“Nay, she awaits me with her grandparents in Aberdeen. As much as it pains my heart to be parted, there are no others who I might entrust to locate and free my dead and wandering beloved.” The tea was cooling now, and he took a long draw of the dark liquid. “Anyhow – it is my belief that it was the same Marama – er, a sorceress, of sorts – who both raised my Mairi to slavery, and provided Wilfred his elixir. Her heart holds much love of mischief, and a sympathy for the darkest of man’s instincts.”
At the mention of his name, Wilfred, who’d been standing at station by the counter, came alongside the table with the teapot in hand. He gave Blackhall a questioning look.
“No, thank you, I’m still doing quite well.”
“I’d like a little more, please.” Annie said, brandishing her still half-full refreshment.
Wilfred poured with grace and precision, then returned to his position by the cutting board. As he moved, he showed care not to entangle his feet in Michael’s imagined frontier.
“Is there any way we might be of assistance?” asked Annie.
The chatter of adults had driven Michael to boredom.
“I wanna play horsey with Papa!”
“All right, go play horsey, but be careful, and no longer than a quarter-hour. You need a wash.” She looked to both man and boy as she spoke.
Wilfred scooped the child up, sliding him onto his shoulders. His walk became a cantor, and Michael began to giggle.
“Be gentle with your father,” Annie chided, as the boy took up double handfuls of hair to act as reins.
As they exited outside, the door’s closing cut short Michael’s shouts of “Faster!”
“I appreciate the sentiment, and the bed and roof and tea, but there is little more that can be done beyond my own efforts.
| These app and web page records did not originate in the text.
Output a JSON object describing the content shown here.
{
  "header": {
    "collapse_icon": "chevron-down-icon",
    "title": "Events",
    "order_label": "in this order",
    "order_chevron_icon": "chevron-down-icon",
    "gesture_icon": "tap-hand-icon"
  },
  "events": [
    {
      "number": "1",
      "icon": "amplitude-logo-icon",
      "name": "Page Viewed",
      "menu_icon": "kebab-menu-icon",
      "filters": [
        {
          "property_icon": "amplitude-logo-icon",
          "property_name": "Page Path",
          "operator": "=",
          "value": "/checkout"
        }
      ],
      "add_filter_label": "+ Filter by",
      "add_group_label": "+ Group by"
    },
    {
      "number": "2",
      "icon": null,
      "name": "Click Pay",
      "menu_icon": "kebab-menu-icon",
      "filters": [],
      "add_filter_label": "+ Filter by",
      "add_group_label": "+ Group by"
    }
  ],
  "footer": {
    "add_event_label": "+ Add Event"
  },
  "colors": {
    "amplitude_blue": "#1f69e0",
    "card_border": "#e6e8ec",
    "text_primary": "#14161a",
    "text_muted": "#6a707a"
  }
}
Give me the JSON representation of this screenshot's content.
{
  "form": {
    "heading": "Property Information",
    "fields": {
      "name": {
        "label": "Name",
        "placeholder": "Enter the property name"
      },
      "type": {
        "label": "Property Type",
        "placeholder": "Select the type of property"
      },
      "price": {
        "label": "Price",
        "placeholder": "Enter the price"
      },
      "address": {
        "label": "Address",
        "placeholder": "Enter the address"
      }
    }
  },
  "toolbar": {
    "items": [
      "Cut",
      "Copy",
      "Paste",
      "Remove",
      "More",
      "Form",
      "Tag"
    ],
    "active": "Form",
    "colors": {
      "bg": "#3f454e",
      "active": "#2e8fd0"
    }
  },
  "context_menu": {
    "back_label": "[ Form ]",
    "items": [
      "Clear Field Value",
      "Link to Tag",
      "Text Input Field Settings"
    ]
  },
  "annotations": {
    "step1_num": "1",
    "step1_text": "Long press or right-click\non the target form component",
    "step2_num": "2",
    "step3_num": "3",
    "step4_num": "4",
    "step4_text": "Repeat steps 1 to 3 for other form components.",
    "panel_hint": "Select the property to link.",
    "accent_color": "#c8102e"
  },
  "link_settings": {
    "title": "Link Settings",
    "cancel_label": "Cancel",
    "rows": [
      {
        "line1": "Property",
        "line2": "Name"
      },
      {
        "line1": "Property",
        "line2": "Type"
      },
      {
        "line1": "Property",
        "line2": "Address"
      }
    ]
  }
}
When I pass this way again, it would be enough to know I have a friend upon whom I might call.”
“You surely do, Mr Blackhall, but – I take from your tone that you mean your departure to be shortly?”
“Yes, for every hour spent resting is another hour of chase.”
Annie nodded, blowing at the steam rising from her cup.
“As I mentioned yestereve, my crafts are limited. The compound I slipped into Wilfred’s water will leave him listening intently for a year. I know not your heart, nor what you would do after that year, but I might suggest advising your husband to a plea of adultery sometime late in the eleventh month, so that you might be granted a divorce.”
“I cannot thank you enough, even a year will be some solace, and may teach him the weight of his crime.”
“Well, would it be that I was capable of a greater period, I must admit, I would likely still not implement it – and if I did not trust you to understand the gravity of the situation, I would have left well enough alone at your release. I would not like to pass this way again to find that Wilfred had accidentally drowned himself in a pond, or plunged from the rooftop of a public house. Total imprisonment is no easy punishment, and be aware that, unlike your own sentence, his mind has not been altered, it is only his actions that are so malleable.”
Blackhall pushed away from the table, standing.
“I take my leave now, friend Annie, and hope to see you well when I return – hopefully with my Mairi on my arm. In a year, you will have hard decisions to make, but I hope that time will find you in command of your own destiny.”
From the yard came the sounds of a poorly imitated pony, and child’s laughter.
Flash Pulp is presented by http://skinner.fm. The audio and text formats of Flash Pulp are released under the Canadian Creative Commons Attribution-Noncommercial 2.5 License.